• **Exercise brief**: Locate each line below that includes "Notes" and reproduce it.

• **Extracted material**:

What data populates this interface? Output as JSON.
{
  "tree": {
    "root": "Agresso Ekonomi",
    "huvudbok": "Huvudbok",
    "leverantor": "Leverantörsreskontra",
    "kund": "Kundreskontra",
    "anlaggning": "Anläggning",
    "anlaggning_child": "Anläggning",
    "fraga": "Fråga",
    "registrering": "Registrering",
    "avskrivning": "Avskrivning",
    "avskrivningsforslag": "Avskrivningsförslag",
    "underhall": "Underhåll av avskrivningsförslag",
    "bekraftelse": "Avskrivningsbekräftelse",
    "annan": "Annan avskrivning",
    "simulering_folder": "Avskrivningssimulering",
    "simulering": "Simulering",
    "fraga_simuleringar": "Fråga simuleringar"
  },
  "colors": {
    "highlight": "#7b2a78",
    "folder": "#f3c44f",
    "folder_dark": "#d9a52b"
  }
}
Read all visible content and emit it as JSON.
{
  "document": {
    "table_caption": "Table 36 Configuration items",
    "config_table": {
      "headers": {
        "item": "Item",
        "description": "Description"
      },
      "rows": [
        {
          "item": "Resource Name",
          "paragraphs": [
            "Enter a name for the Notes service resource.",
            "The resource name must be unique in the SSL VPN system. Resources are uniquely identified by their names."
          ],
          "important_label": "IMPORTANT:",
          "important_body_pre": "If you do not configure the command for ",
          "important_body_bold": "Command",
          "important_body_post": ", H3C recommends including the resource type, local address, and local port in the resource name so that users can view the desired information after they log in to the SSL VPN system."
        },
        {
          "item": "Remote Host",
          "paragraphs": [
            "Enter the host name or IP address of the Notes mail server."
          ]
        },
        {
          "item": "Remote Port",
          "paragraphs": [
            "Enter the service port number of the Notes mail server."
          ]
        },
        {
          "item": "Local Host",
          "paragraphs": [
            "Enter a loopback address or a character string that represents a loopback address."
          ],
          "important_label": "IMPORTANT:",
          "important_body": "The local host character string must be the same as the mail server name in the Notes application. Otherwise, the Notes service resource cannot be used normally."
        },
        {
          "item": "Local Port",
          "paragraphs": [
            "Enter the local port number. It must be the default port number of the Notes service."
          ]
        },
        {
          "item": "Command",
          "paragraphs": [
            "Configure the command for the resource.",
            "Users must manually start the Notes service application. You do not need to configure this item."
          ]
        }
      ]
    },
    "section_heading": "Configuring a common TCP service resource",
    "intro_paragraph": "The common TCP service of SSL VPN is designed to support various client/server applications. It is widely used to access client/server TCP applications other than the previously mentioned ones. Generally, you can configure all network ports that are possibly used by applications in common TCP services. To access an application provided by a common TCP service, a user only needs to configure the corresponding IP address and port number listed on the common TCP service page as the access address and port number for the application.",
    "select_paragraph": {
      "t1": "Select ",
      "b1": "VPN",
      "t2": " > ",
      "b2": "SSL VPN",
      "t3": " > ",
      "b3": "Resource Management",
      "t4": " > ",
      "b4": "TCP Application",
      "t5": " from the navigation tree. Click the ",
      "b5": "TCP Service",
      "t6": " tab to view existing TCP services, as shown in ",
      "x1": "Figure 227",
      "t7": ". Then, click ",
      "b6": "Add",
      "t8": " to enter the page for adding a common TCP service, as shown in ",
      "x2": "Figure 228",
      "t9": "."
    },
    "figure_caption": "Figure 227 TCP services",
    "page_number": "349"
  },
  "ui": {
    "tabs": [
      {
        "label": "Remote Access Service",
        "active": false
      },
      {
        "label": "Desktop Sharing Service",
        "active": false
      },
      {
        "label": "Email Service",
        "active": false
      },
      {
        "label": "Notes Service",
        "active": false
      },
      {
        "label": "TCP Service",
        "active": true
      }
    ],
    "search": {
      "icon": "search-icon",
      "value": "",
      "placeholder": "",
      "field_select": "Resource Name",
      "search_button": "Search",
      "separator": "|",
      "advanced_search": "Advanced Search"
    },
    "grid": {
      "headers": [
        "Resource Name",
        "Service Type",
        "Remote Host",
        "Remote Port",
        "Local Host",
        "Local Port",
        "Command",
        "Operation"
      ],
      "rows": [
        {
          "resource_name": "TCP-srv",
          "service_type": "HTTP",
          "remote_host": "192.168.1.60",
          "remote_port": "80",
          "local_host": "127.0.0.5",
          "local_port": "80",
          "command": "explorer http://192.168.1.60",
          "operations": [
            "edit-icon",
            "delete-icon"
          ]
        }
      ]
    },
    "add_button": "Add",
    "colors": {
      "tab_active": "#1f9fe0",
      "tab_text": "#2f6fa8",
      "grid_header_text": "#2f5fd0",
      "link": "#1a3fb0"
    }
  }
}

• **Written answer**:
            "Enter a name for the Notes service resource.",
            "Enter the host name or IP address of the Notes mail server."
            "Enter the service port number of the Notes mail server."
          "important_body": "The local host character string must be the same as the mail server name in the Notes application. Otherwise, the Notes service resource cannot be used normally."
            "Enter the local port number. It must be the default port number of the Notes service."
            "Users must manually start the Notes service application. You do not need to configure this item."
        "label": "Notes Service",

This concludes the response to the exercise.